What this task involves: Return each record shown beneath, word for word.

Data to process:

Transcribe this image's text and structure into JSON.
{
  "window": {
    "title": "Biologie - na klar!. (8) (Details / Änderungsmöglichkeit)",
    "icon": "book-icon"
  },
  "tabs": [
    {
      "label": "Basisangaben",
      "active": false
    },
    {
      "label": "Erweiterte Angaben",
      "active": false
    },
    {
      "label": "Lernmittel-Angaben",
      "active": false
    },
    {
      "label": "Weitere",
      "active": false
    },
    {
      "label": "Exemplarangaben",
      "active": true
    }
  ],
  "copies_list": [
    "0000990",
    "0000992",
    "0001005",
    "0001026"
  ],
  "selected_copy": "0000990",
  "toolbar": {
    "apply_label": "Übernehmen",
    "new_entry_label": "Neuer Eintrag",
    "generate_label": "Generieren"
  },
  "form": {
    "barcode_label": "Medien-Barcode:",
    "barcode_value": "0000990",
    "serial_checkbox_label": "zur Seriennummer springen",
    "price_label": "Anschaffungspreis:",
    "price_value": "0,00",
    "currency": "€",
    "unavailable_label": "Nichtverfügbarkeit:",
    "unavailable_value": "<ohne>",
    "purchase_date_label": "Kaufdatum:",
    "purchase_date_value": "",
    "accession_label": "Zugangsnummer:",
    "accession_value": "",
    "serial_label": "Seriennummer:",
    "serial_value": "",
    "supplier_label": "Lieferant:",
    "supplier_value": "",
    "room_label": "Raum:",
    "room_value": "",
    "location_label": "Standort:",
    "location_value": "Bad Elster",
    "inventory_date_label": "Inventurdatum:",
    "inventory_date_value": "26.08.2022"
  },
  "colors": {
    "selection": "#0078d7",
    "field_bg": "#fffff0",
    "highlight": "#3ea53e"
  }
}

Answer section:
Transcribe this image's text and structure into JSON.
{
  "window": {
    "title": "Biologie - na klar!. (8) (Details / Änderungsmöglichkeit)",
    "icon": "book-icon"
  },
  "tabs": [
    {
      "label": "Basisangaben",
      "active": false
    },
    {
      "label": "Erweiterte Angaben",
      "active": false
    },
    {
      "label": "Lernmittel-Angaben",
      "active": false
    },
    {
      "label": "Weitere",
      "active": false
    },
    {
      "label": "Exemplarangaben",
      "active": true
    }
  ],
  "copies_list": [
    "0000990",
    "0000992",
    "0001005",
    "0001026"
  ],
  "selected_copy": "0000990",
  "toolbar": {
    "apply_label": "Übernehmen",
    "new_entry_label": "Neuer Eintrag",
    "generate_label": "Generieren"
  },
  "form": {
    "barcode_label": "Medien-Barcode:",
    "barcode_value": "0000990",
    "serial_checkbox_label": "zur Seriennummer springen",
    "price_label": "Anschaffungspreis:",
    "price_value": "0,00",
    "currency": "€",
    "unavailable_label": "Nichtverfügbarkeit:",
    "unavailable_value": "<ohne>",
    "purchase_date_label": "Kaufdatum:",
    "purchase_date_value": "",
    "accession_label": "Zugangsnummer:",
    "accession_value": "",
    "serial_label": "Seriennummer:",
    "serial_value": "",
    "supplier_label": "Lieferant:",
    "supplier_value": "",
    "room_label": "Raum:",
    "room_value": "",
    "location_label": "Standort:",
    "location_value": "Bad Elster",
    "inventory_date_label": "Inventurdatum:",
    "inventory_date_value": "26.08.2022"
  },
  "colors": {
    "selection": "#0078d7",
    "field_bg": "#fffff0",
    "highlight": "#3ea53e"
  }
}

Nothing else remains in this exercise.